On February 27, 2013, the American Civil Liberties Union (ACLU) accused Governor Mifflin School District of blocking Internet content about gays.
The ACLU said the school district uses Internet filtering software that blocks sites that a student tried to access for research. Junior Maison Fioravante, the student who was blocked from accessing the sites, started a petition that drew 3,200 signatures, the ACLU said. He also managed to catch the attention of the ACLU in this matter.
According to the ACLU, the Berks County school district’s “sexuality” filter blocks sites that support the gay-rights movement while an “intolerance” filter blocks a range of political advocacy sites, including ones that oppose legal protection for gays.
The ACLU claims the filters violate the students’ free speech rights. Reggie Shuford, executive director of the ACLU of Pennsylvania stated,
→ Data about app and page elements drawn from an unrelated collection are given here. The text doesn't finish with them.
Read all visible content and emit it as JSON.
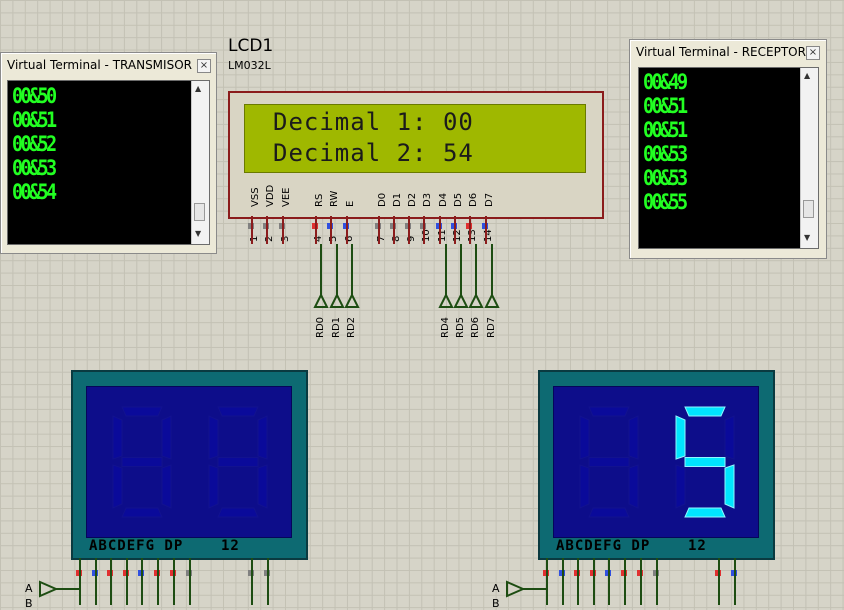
{
  "terminal_tx": {
    "title": "Virtual Terminal - TRANSMISOR",
    "close_glyph": "×",
    "lines": [
      "00&50",
      "00&51",
      "00&52",
      "00&53",
      "00&54"
    ]
  },
  "terminal_rx": {
    "title": "Virtual Terminal - RECEPTOR",
    "close_glyph": "×",
    "lines": [
      "00&49",
      "00&51",
      "00&51",
      "00&53",
      "00&53",
      "00&55"
    ]
  },
  "lcd": {
    "name": "LCD1",
    "model": "LM032L",
    "line1": "Decimal 1: 00",
    "line2": "Decimal 2: 54",
    "pin_labels": [
      "VSS",
      "VDD",
      "VEE",
      "RS",
      "RW",
      "E",
      "D0",
      "D1",
      "D2",
      "D3",
      "D4",
      "D5",
      "D6",
      "D7"
    ],
    "pin_numbers": [
      "1",
      "2",
      "3",
      "4",
      "5",
      "6",
      "7",
      "8",
      "9",
      "10",
      "11",
      "12",
      "13",
      "14"
    ]
  },
  "ports": [
    "RD0",
    "RD1",
    "RD2",
    "RD4",
    "RD5",
    "RD6",
    "RD7"
  ],
  "display_left": {
    "footer": "ABCDEFG DP    12",
    "digit1": "",
    "digit2": ""
  },
  "display_right": {
    "footer": "ABCDEFG DP    12",
    "digit1": "",
    "digit2": "5"
  },
  "inputs": [
    "A",
    "B"
  ],
  "colors": {
    "terminal_text": "#22ff22",
    "lcd_screen": "#9fb800",
    "segment_on": "#00e5ff",
    "segment_off": "#0a0a9a",
    "wire": "#1d4d12",
    "component_border": "#8b1c1c"
  }
}
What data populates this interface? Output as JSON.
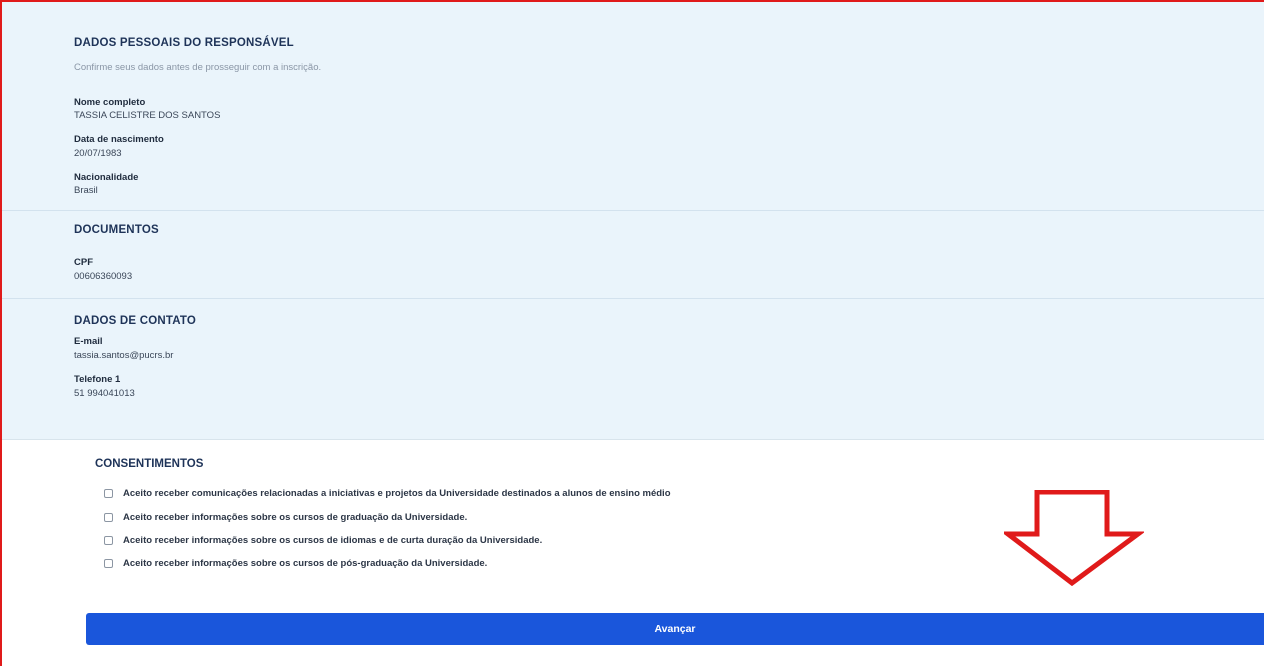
{
  "personal": {
    "title": "DADOS PESSOAIS DO RESPONSÁVEL",
    "subtitle": "Confirme seus dados antes de prosseguir com a inscrição.",
    "fields": [
      {
        "label": "Nome completo",
        "value": "TASSIA CELISTRE DOS SANTOS"
      },
      {
        "label": "Data de nascimento",
        "value": "20/07/1983"
      },
      {
        "label": "Nacionalidade",
        "value": "Brasil"
      }
    ]
  },
  "documents": {
    "title": "DOCUMENTOS",
    "fields": [
      {
        "label": "CPF",
        "value": "00606360093"
      }
    ]
  },
  "contact": {
    "title": "DADOS DE CONTATO",
    "fields": [
      {
        "label": "E-mail",
        "value": "tassia.santos@pucrs.br"
      },
      {
        "label": "Telefone 1",
        "value": "51 994041013"
      }
    ]
  },
  "consents": {
    "title": "CONSENTIMENTOS",
    "items": [
      {
        "label": "Aceito receber comunicações relacionadas a iniciativas e projetos da Universidade destinados a alunos de ensino médio",
        "checked": false
      },
      {
        "label": "Aceito receber informações sobre os cursos de graduação da Universidade.",
        "checked": false
      },
      {
        "label": "Aceito receber informações sobre os cursos de idiomas e de curta duração da Universidade.",
        "checked": false
      },
      {
        "label": "Aceito receber informações sobre os cursos de pós-graduação da Universidade.",
        "checked": false
      }
    ]
  },
  "actions": {
    "advance_label": "Avançar"
  },
  "colors": {
    "panel_background": "#eaf4fb",
    "primary_button": "#1a56db",
    "annotation_red": "#e01a1a",
    "heading_text": "#1e3358"
  }
}
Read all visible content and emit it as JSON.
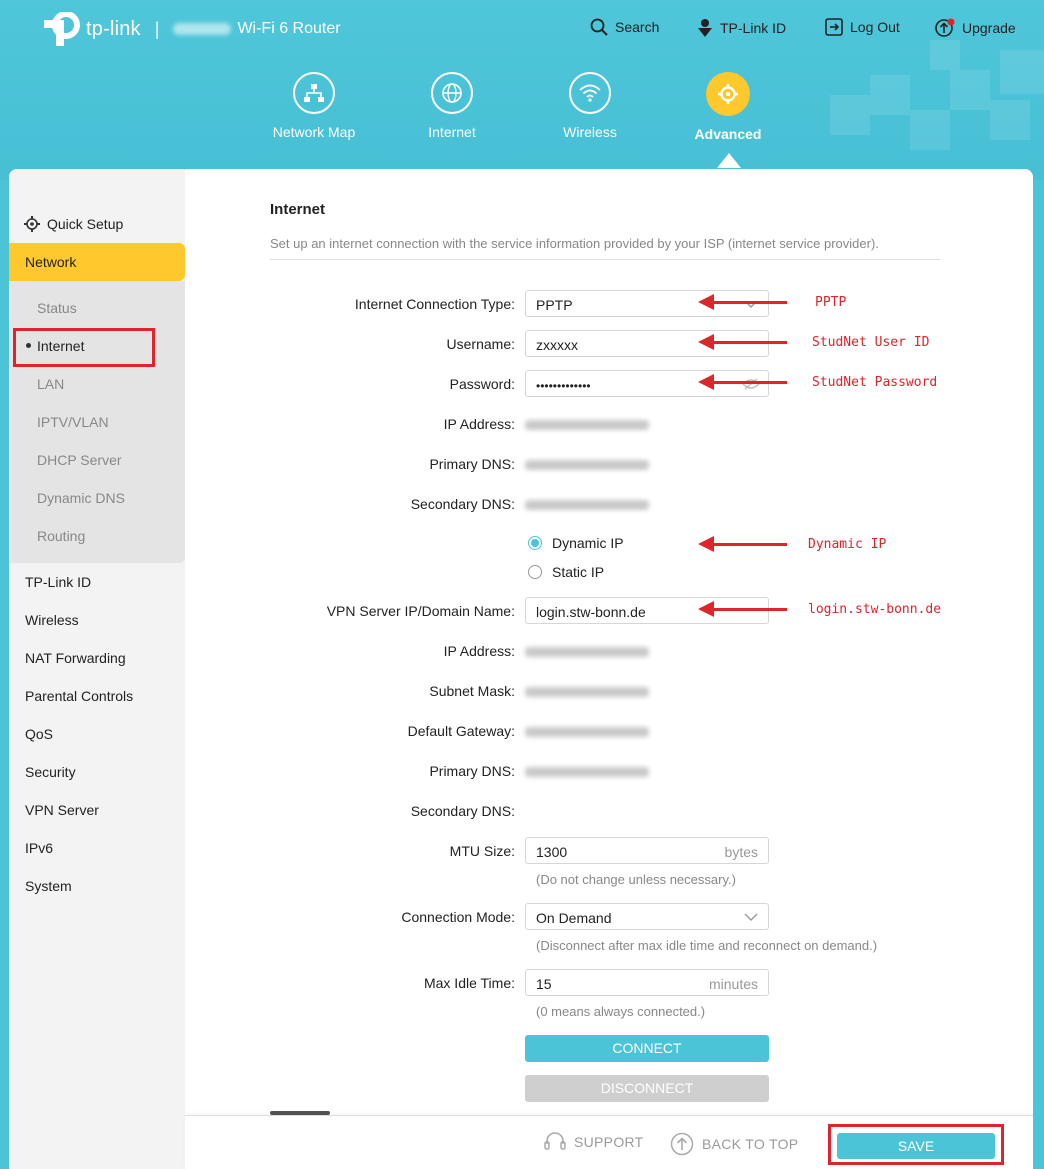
{
  "header": {
    "brand": "tp-link",
    "separator": "|",
    "product": "Wi-Fi 6 Router",
    "top_links": {
      "search": "Search",
      "tplink_id": "TP-Link ID",
      "logout": "Log Out",
      "upgrade": "Upgrade"
    },
    "main_nav": [
      {
        "label": "Network Map",
        "icon": "network-map-icon"
      },
      {
        "label": "Internet",
        "icon": "globe-icon"
      },
      {
        "label": "Wireless",
        "icon": "wifi-icon"
      },
      {
        "label": "Advanced",
        "icon": "gear-icon",
        "active": true
      }
    ]
  },
  "sidebar": {
    "quick_setup": "Quick Setup",
    "network": "Network",
    "network_sub": [
      "Status",
      "Internet",
      "LAN",
      "IPTV/VLAN",
      "DHCP Server",
      "Dynamic DNS",
      "Routing"
    ],
    "items": [
      "TP-Link ID",
      "Wireless",
      "NAT Forwarding",
      "Parental Controls",
      "QoS",
      "Security",
      "VPN Server",
      "IPv6",
      "System"
    ]
  },
  "content": {
    "title": "Internet",
    "description": "Set up an internet connection with the service information provided by your ISP (internet service provider).",
    "labels": {
      "connection_type": "Internet Connection Type:",
      "username": "Username:",
      "password": "Password:",
      "ip_address": "IP Address:",
      "primary_dns": "Primary DNS:",
      "secondary_dns": "Secondary DNS:",
      "vpn_server": "VPN Server IP/Domain Name:",
      "ip_address_2": "IP Address:",
      "subnet_mask": "Subnet Mask:",
      "default_gateway": "Default Gateway:",
      "primary_dns_2": "Primary DNS:",
      "secondary_dns_2": "Secondary DNS:",
      "mtu_size": "MTU Size:",
      "connection_mode": "Connection Mode:",
      "max_idle_time": "Max Idle Time:"
    },
    "values": {
      "connection_type": "PPTP",
      "username": "zxxxxx",
      "password": "•••••••••••••",
      "vpn_server": "login.stw-bonn.de",
      "mtu_size": "1300",
      "mtu_unit": "bytes",
      "connection_mode": "On Demand",
      "max_idle_time": "15",
      "idle_unit": "minutes"
    },
    "radio": {
      "dynamic": "Dynamic IP",
      "static": "Static IP",
      "selected": "Dynamic IP"
    },
    "hints": {
      "mtu": "(Do not change unless necessary.)",
      "mode": "(Disconnect after max idle time and reconnect on demand.)",
      "idle": "(0 means always connected.)"
    },
    "buttons": {
      "connect": "CONNECT",
      "disconnect": "DISCONNECT"
    }
  },
  "annotations": {
    "pptp": "PPTP",
    "user_id": "StudNet User ID",
    "password": "StudNet Password",
    "dynamic_ip": "Dynamic IP",
    "domain": "login.stw-bonn.de"
  },
  "footer": {
    "support": "SUPPORT",
    "back_to_top": "BACK TO TOP",
    "save": "SAVE"
  },
  "colors": {
    "accent": "#4cc4d8",
    "active": "#ffc82c",
    "annotation": "#e0242b"
  }
}
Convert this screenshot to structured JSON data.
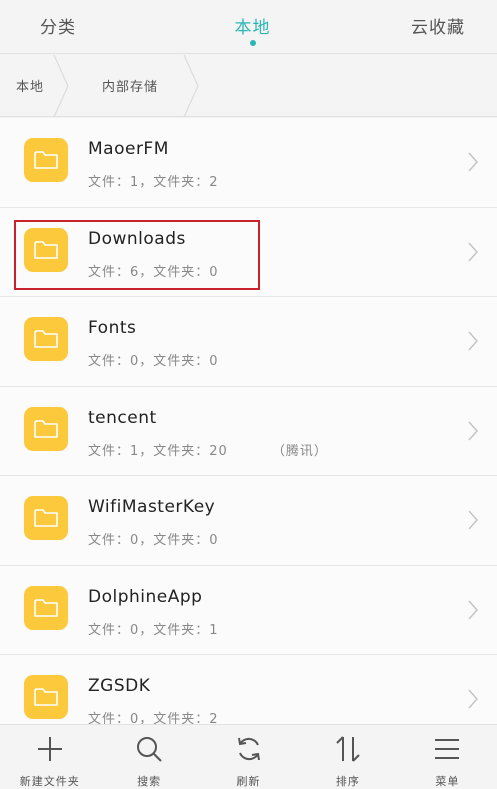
{
  "top_tabs": [
    {
      "label": "分类"
    },
    {
      "label": "本地"
    },
    {
      "label": "云收藏"
    }
  ],
  "breadcrumb": [
    {
      "label": "本地"
    },
    {
      "label": "内部存储"
    }
  ],
  "folders": [
    {
      "name": "MaoerFM",
      "meta": "文件：1，文件夹：2",
      "extra": ""
    },
    {
      "name": "Downloads",
      "meta": "文件：6，文件夹：0",
      "extra": ""
    },
    {
      "name": "Fonts",
      "meta": "文件：0，文件夹：0",
      "extra": ""
    },
    {
      "name": "tencent",
      "meta": "文件：1，文件夹：20",
      "extra": "（腾讯）"
    },
    {
      "name": "WifiMasterKey",
      "meta": "文件：0，文件夹：0",
      "extra": ""
    },
    {
      "name": "DolphineApp",
      "meta": "文件：0，文件夹：1",
      "extra": ""
    },
    {
      "name": "ZGSDK",
      "meta": "文件：0，文件夹：2",
      "extra": ""
    }
  ],
  "toolbar": [
    {
      "label": "新建文件夹",
      "icon": "plus-icon"
    },
    {
      "label": "搜索",
      "icon": "search-icon"
    },
    {
      "label": "刷新",
      "icon": "refresh-icon"
    },
    {
      "label": "排序",
      "icon": "sort-icon"
    },
    {
      "label": "菜单",
      "icon": "menu-icon"
    }
  ],
  "colors": {
    "accent": "#2bb6b6",
    "folder": "#fcc93c",
    "highlight": "#c8232c"
  }
}
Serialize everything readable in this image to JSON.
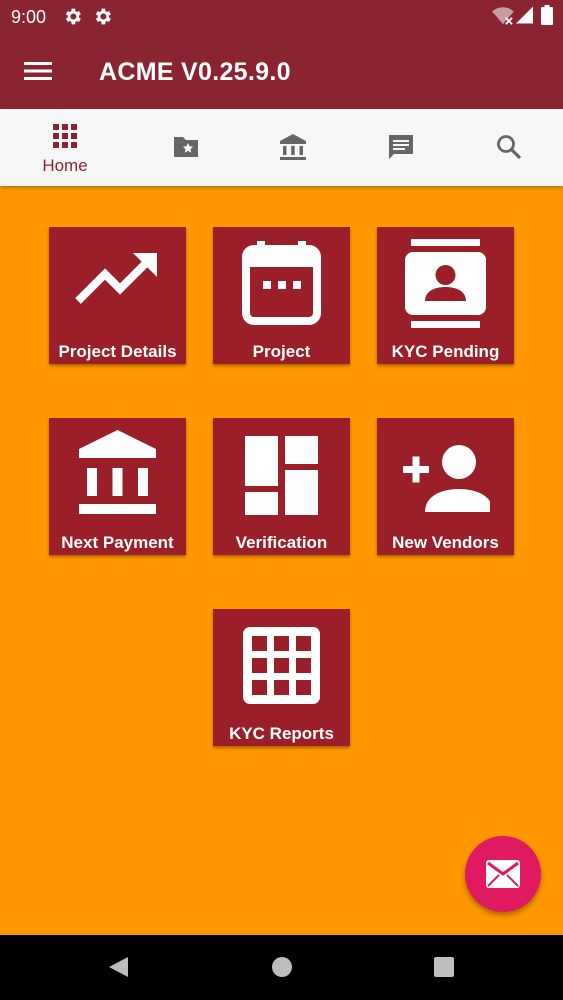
{
  "status_bar": {
    "time": "9:00"
  },
  "app_bar": {
    "title": "ACME V0.25.9.0"
  },
  "tabs": [
    {
      "label": "Home",
      "icon": "grid-icon",
      "selected": true
    },
    {
      "label": "",
      "icon": "folder-star-icon"
    },
    {
      "label": "",
      "icon": "bank-icon"
    },
    {
      "label": "",
      "icon": "message-icon"
    },
    {
      "label": "",
      "icon": "search-icon"
    }
  ],
  "tiles": [
    {
      "label": "Project Details",
      "icon": "trending-up-icon"
    },
    {
      "label": "Project",
      "icon": "calendar-icon"
    },
    {
      "label": "KYC Pending",
      "icon": "contact-card-icon"
    },
    {
      "label": "Next Payment",
      "icon": "bank-icon"
    },
    {
      "label": "Verification",
      "icon": "dashboard-icon"
    },
    {
      "label": "New Vendors",
      "icon": "person-add-icon"
    },
    {
      "label": "KYC Reports",
      "icon": "grid-icon"
    }
  ],
  "fab": {
    "icon": "mail-icon"
  },
  "colors": {
    "primary": "#8b2431",
    "tile": "#9b1f28",
    "background": "#ff9800",
    "fab": "#e01a60"
  }
}
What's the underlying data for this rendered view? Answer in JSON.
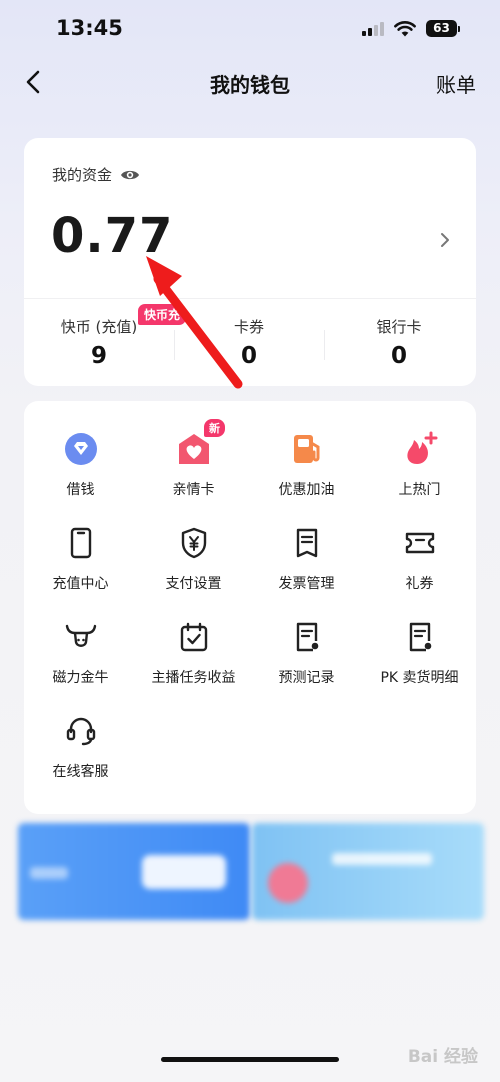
{
  "status_bar": {
    "time": "13:45",
    "battery": "63"
  },
  "nav": {
    "title": "我的钱包",
    "bill_label": "账单"
  },
  "funds": {
    "label": "我的资金",
    "balance": "0.77",
    "stats": [
      {
        "label": "快币 (充值)",
        "value": "9"
      },
      {
        "label": "卡券",
        "value": "0"
      },
      {
        "label": "银行卡",
        "value": "0"
      }
    ],
    "recharge_badge": "快币充"
  },
  "services": {
    "new_badge": "新",
    "items": [
      {
        "label": "借钱",
        "icon": "loan-icon",
        "color": "#6b8cf0"
      },
      {
        "label": "亲情卡",
        "icon": "family-card-icon",
        "color": "#f2566f"
      },
      {
        "label": "优惠加油",
        "icon": "fuel-pump-icon",
        "color": "#f5894a"
      },
      {
        "label": "上热门",
        "icon": "flame-icon",
        "color": "#f54a6a"
      },
      {
        "label": "充值中心",
        "icon": "phone-icon",
        "color": "#222222"
      },
      {
        "label": "支付设置",
        "icon": "shield-yen-icon",
        "color": "#222222"
      },
      {
        "label": "发票管理",
        "icon": "invoice-icon",
        "color": "#222222"
      },
      {
        "label": "礼券",
        "icon": "ticket-icon",
        "color": "#222222"
      },
      {
        "label": "磁力金牛",
        "icon": "bull-icon",
        "color": "#222222"
      },
      {
        "label": "主播任务收益",
        "icon": "calendar-check-icon",
        "color": "#222222"
      },
      {
        "label": "预测记录",
        "icon": "record-icon",
        "color": "#222222"
      },
      {
        "label": "PK 卖货明细",
        "icon": "sales-detail-icon",
        "color": "#222222"
      },
      {
        "label": "在线客服",
        "icon": "headset-icon",
        "color": "#222222"
      }
    ]
  },
  "watermark": "Bai 经验"
}
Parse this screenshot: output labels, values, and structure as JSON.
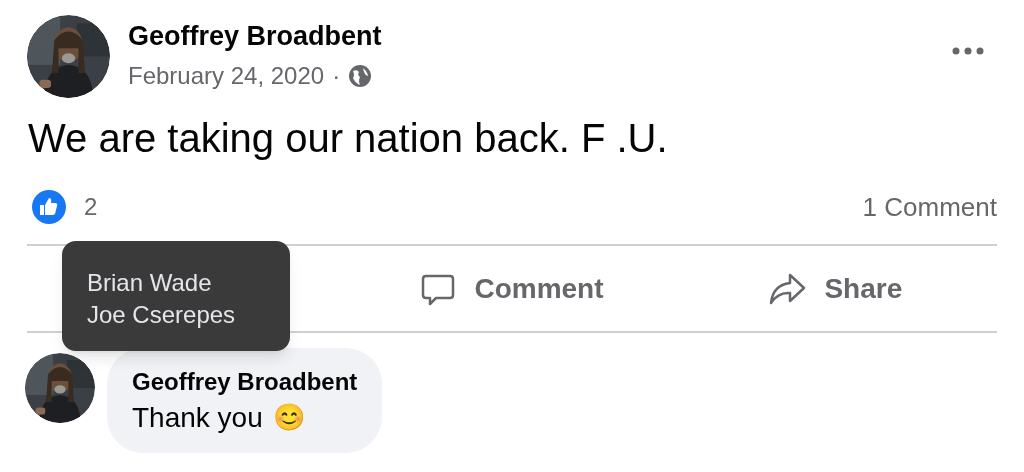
{
  "post": {
    "author": "Geoffrey Broadbent",
    "date": "February 24, 2020",
    "separator": "·",
    "text": "We are taking our nation back. F .U.",
    "reactions": {
      "count": "2"
    },
    "comments_count": "1 Comment"
  },
  "actions": [
    {
      "kind": "comment",
      "label": "Comment"
    },
    {
      "kind": "share",
      "label": "Share"
    }
  ],
  "tooltip": {
    "names": [
      "Brian Wade",
      "Joe Cserepes"
    ]
  },
  "comments": [
    {
      "author": "Geoffrey Broadbent",
      "text": "Thank you",
      "emoji": "😊"
    }
  ]
}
“Being able to access information on the Internet at the school library is not only critical for academic purposes, it can also be a lifeline for students in crisis who don’t feel safe seeking support on their home computers. Blocking these sites not only violates the First Amendment, but it does a disservice to students trying to learn about themselves and the world around them.”
The ACLU has sent a letter to Governor Mifflin asking them to reconfigure the filtering software.
A district spokesperson could not be reached for a comment.
In academia it is important to have more than one side to an issue; however, with the academic sites on certain subject matter comes pornography and hate speech. These filters are designed to protect students from viewing inappropriate material. These filters are not perfect and while they may weed out the inappropriate sites, they obviously also weed out the pertinent sites.
Some residents wonder if the ACLU has blown the situation out of proportion or if they are right to bring this matter to the school district’s attention.